Lee was questioned for about three hours at an unidentified location in Seoul over claims that he was involved in a 2001 stock manipulation case, Yonhap news agency said.
Lee "answered (questions) in detail in a sincere manner," Kim Hak-geun, an official at the special prosecutor's office in Seoul, told reporters according to the report.
Officials at Lee's offices and the special prosecutor's office could not immediately be reached for comment on the report.
The unprecedented investigation of a president-elect was prompted by accusations — made by Lee's liberal rivals — that Lee was directly involved with an investment firm at the center of an alleged stock manipulation case.
Lee, a former chief executive officer of Hyundai Engineering and Construction, has flatly denied the allegations and has pledged to abandon the presidency if he is found to have been involved.
In December, state prosecutors cleared Lee of wrongdoing while indicting his Korean-American former business partner, who was extradited from the U.S. for allegedly spreading false information to boost stock prices and for fleeing with millions of dollars in ill-gotten gains.
Liberals in South Korea's parliament, however, accused the prosecution of bias and passed a bill two days before December's presidential vote calling for an independent counsel investigation.
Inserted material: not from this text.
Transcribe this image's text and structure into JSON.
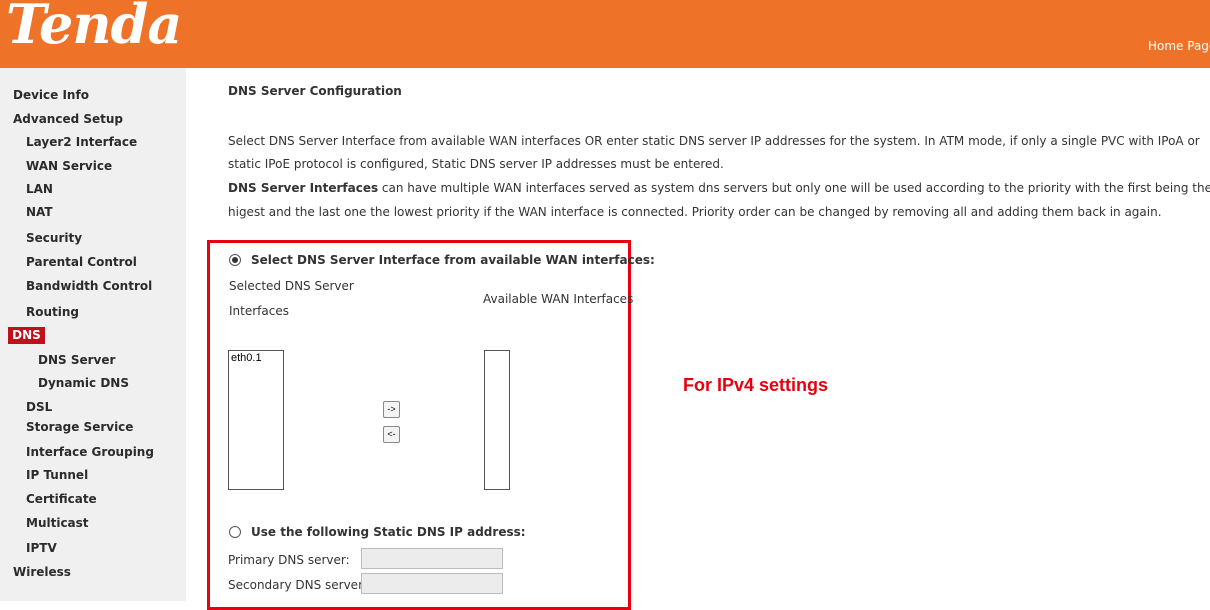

They also released a 2000 video showing Lee bragging in a speech that he founded the firm involved. Lee said the comments were taken out of context.
Under the bill approved by outgoing President Roh Moo-hyun, the special prosecutor has until Feb. 23 to investigate the case — a deadline that falls two days before Lee's inauguration.
It is widely believed that the probe will not lead to any punishment for Lee because the constitution grants sitting presidents immunity from criminal lawsuits, unless they are accused of serious crimes such as treason.
Güncelleme Tarihi: 18 Şubat 2008, 11:58